Three points arise from this story. Firstly, there is a marked reluctance on the part of the persecutors to kill anyone, and Saba is only drowned after provoking his captors. Secondly, actual weapons are not mentioned - the persecutors use whatever everyday objects are to hand. Finally, the manner of Saba’s death accords with sacrificial executions described by Tacitus, and echoes the drowning of slaves who wash the wagon and image of Nerthus [17].

There are further tentative links with the cult of Nerthus. Tacitus asserts that, when Nerthus is on her travels, ‘no one goes to war, no one takes up arms; every iron object is locked away’. Is this why Atharidus and his men are forced to use domestic implements and makeshift tortures, because warfare and weapons are forbidden to them while the deity in the wagon is abroad? Of course, there is a conflict between Sozomenus and the story of Saba - one depends on ruthless and lethal persecution, the other on Saba being allowed to live so that he can display his faith. Even so, the former tells us that Christians were burned in their homes - not that they were put to the sword. Perhaps this was intended as a sacrificial death; or maybe it never happened at all [18].

On the whole, these accounts of the Gothic persecution of Christians do not really conflict with the peace-generating perambulations of Nerthus as described by Tacitus - the burnings alleged by Sozomenus ring false when set alongside the Passion of St Saba the Goth, which is practically a contemporary record of the persecution. It may even be suggested that the real purpose of the wagon-borne deity was to procure peace among those of conflicting faiths, rather than being a straightforward test of religious alliegance. Certainly there have been those who have described the Goths’ internal religious differences in terms of civil war, Sozomenus among them [19]. Unreliable though Sozomenus may be in describing various aspects of the Goths’ religious dispute, the wagon ritual rings true; though he obviously does not understand its significance. The deity in the wagon evidently belongs to the religious traditions of the Goths’ ancestral lands, and its existence is supported by circumstantial evidence in the story of the martyr Saba.
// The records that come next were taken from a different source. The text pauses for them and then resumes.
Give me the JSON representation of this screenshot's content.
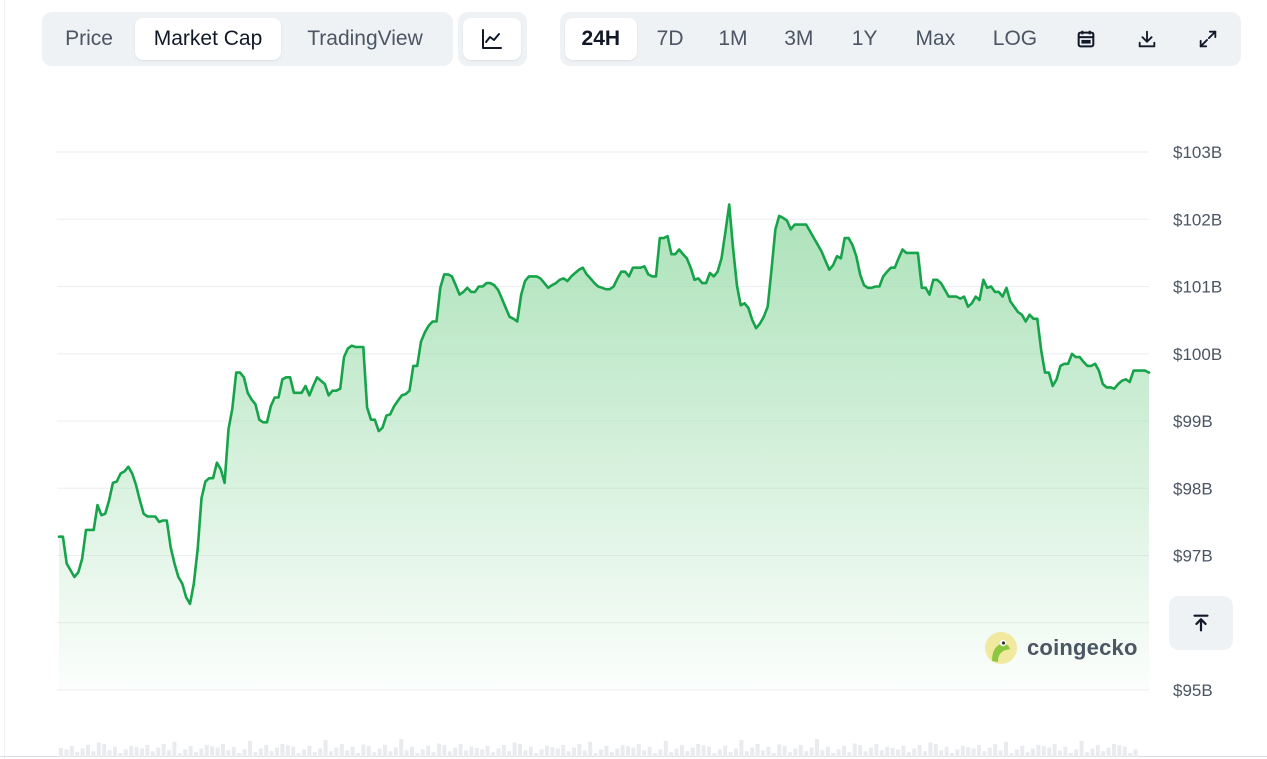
{
  "view_tabs": [
    "Price",
    "Market Cap",
    "TradingView"
  ],
  "active_view": "Market Cap",
  "range_tabs": [
    "24H",
    "7D",
    "1M",
    "3M",
    "1Y",
    "Max",
    "LOG"
  ],
  "active_range": "24H",
  "icons": {
    "chart_type": "line-chart-icon",
    "calendar": "calendar-icon",
    "download": "download-icon",
    "fullscreen": "expand-icon",
    "scroll_top": "arrow-up-to-top-icon"
  },
  "watermark": "coingecko",
  "colors": {
    "line": "#16a34a",
    "area_top": "#a7e0b5",
    "grid": "#eceef1"
  },
  "chart_data": {
    "type": "area",
    "title": "",
    "xlabel": "",
    "ylabel": "",
    "ylim": [
      95,
      103.5
    ],
    "y_unit": "B",
    "ticks": [
      {
        "value": 103,
        "label": "$103B"
      },
      {
        "value": 102,
        "label": "$102B"
      },
      {
        "value": 101,
        "label": "$101B"
      },
      {
        "value": 100,
        "label": "$100B"
      },
      {
        "value": 99,
        "label": "$99B"
      },
      {
        "value": 98,
        "label": "$98B"
      },
      {
        "value": 97,
        "label": "$97B"
      },
      {
        "value": 96,
        "label": ""
      },
      {
        "value": 95,
        "label": "$95B"
      }
    ],
    "grid": true,
    "series": [
      {
        "values": [
          97.28,
          97.28,
          96.88,
          96.78,
          96.68,
          96.75,
          96.95,
          97.38,
          97.38,
          97.38,
          97.75,
          97.6,
          97.62,
          97.82,
          98.08,
          98.1,
          98.22,
          98.25,
          98.32,
          98.22,
          98.05,
          97.82,
          97.62,
          97.58,
          97.58,
          97.58,
          97.5,
          97.52,
          97.52,
          97.12,
          96.88,
          96.68,
          96.58,
          96.38,
          96.28,
          96.58,
          97.1,
          97.85,
          98.1,
          98.15,
          98.15,
          98.38,
          98.28,
          98.08,
          98.88,
          99.18,
          99.72,
          99.72,
          99.65,
          99.42,
          99.32,
          99.25,
          99.02,
          98.98,
          98.98,
          99.22,
          99.35,
          99.35,
          99.62,
          99.65,
          99.65,
          99.42,
          99.42,
          99.42,
          99.52,
          99.38,
          99.52,
          99.65,
          99.6,
          99.55,
          99.38,
          99.45,
          99.45,
          99.48,
          99.95,
          100.08,
          100.12,
          100.1,
          100.1,
          100.1,
          99.2,
          99.02,
          99.02,
          98.85,
          98.9,
          99.08,
          99.1,
          99.22,
          99.3,
          99.38,
          99.4,
          99.45,
          99.82,
          99.82,
          100.18,
          100.32,
          100.42,
          100.48,
          100.48,
          100.98,
          101.18,
          101.18,
          101.15,
          101.02,
          100.88,
          100.92,
          100.98,
          100.92,
          100.92,
          101.0,
          101.0,
          101.05,
          101.05,
          101.02,
          100.95,
          100.82,
          100.68,
          100.55,
          100.52,
          100.48,
          100.88,
          101.08,
          101.15,
          101.15,
          101.15,
          101.12,
          101.05,
          100.98,
          101.02,
          101.05,
          101.1,
          101.12,
          101.08,
          101.15,
          101.2,
          101.25,
          101.28,
          101.18,
          101.12,
          101.05,
          101.0,
          100.98,
          100.96,
          100.96,
          101.0,
          101.12,
          101.22,
          101.22,
          101.15,
          101.28,
          101.28,
          101.28,
          101.3,
          101.18,
          101.15,
          101.15,
          101.72,
          101.72,
          101.75,
          101.48,
          101.48,
          101.55,
          101.48,
          101.42,
          101.28,
          101.1,
          101.12,
          101.05,
          101.05,
          101.2,
          101.15,
          101.22,
          101.42,
          101.8,
          102.22,
          101.58,
          101.02,
          100.72,
          100.75,
          100.68,
          100.5,
          100.38,
          100.45,
          100.55,
          100.7,
          101.25,
          101.85,
          102.05,
          102.02,
          101.98,
          101.85,
          101.92,
          101.92,
          101.92,
          101.92,
          101.82,
          101.72,
          101.62,
          101.52,
          101.38,
          101.25,
          101.32,
          101.45,
          101.42,
          101.72,
          101.72,
          101.62,
          101.45,
          101.18,
          101.02,
          100.98,
          100.98,
          101.0,
          101.0,
          101.15,
          101.22,
          101.28,
          101.28,
          101.42,
          101.55,
          101.5,
          101.5,
          101.5,
          101.5,
          100.98,
          100.98,
          100.88,
          101.1,
          101.1,
          101.05,
          100.95,
          100.85,
          100.85,
          100.85,
          100.82,
          100.85,
          100.7,
          100.75,
          100.85,
          100.8,
          101.1,
          100.98,
          101.0,
          100.92,
          100.92,
          100.85,
          100.98,
          100.78,
          100.7,
          100.62,
          100.58,
          100.48,
          100.58,
          100.52,
          100.52,
          100.05,
          99.72,
          99.72,
          99.52,
          99.62,
          99.82,
          99.85,
          99.85,
          100.0,
          99.95,
          99.95,
          99.88,
          99.82,
          99.82,
          99.85,
          99.75,
          99.55,
          99.5,
          99.5,
          99.48,
          99.55,
          99.6,
          99.62,
          99.58,
          99.75,
          99.75,
          99.75,
          99.75,
          99.72
        ]
      }
    ]
  }
}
1: H. Wolfram History of the Goths, University of California Press, 1988, pp. 68-70; T. Burns A History of the Ostrogoths, Indiana University Press, 1984, p145-7.
2: P. Heather and J. Matthews The Goths in the Fourth Century, (Liverpool University Press, 1991), p108.
3: Tacitus The Agricola and the Germania, (trans. H. Mattingly and S.A. Handford), Penguin Books, 1970, p134-5.
4: H.R. Ellis Davidson Gods and Myths of Northern Europe, Pelican Books, 1964, p93-4.
5: Davidson (op. cit.), p94; R. Simek A Dictionary of Northern Mythology, D.S. Brewer, 1993, p198-9.
6: E.O.G. Turville-Petre Myth and Religion of the North, Weidenfeld and Nicholson, 1964, p169-70.
7: Saxo Grammaticus History of the Danes: Vol.I Text, (trans. P. Fisher, ed. H.R. Ellis Davidson), D.S. Brewer/Rowman and Littlefield, 1979, p157.
8: Einhard and Notker the Stammerer Two Lives of Charlemagne, (trans. L. Thorpe), Penguin Books, 1969, p55-6.
9: Ibid., p181.
10: S. Piggott Wagon, Chariot and Carriage, Thames and Hudson, 1992, p34-5.
11: Tacitus, op. cit., p111.
12: Heather and Matthews, op. cit., p111.
13: Ibid., p113.
14: Ibid., p113.
15: Ibid., p113.
16: Ibid., p114-7.
17: Tacitus, op. cit., p111.
18: For example, Sozomenus writes of the Goths living in tents. As Heather and Matthews note (op. cit., p108), this was not a time when the Goths lived a nomadic life. They also note that Sozomenus had problems with chronology.
19: Heather and Matthews (op. cit.): ‘the Goths fought among themselves and were split into two divisions . . . these two made war on each other’. The ‘extent, dating and historicity’ of this alleged conflict are, as Heather and Matthews acknowledge, matters for debate.

Originally published in At the Edge No.2 1996.

At the Edge home page

Index of articles uploaded

Copyright 1996, 2001. No unauthorised copying or reproduction except if all following conditions apply:
a: Copy is complete (including this copyright statement).
b: No changes are made.
c: No charge is made.

At the Edge / Bob Trubshaw /
Created July 1996; updated November 2008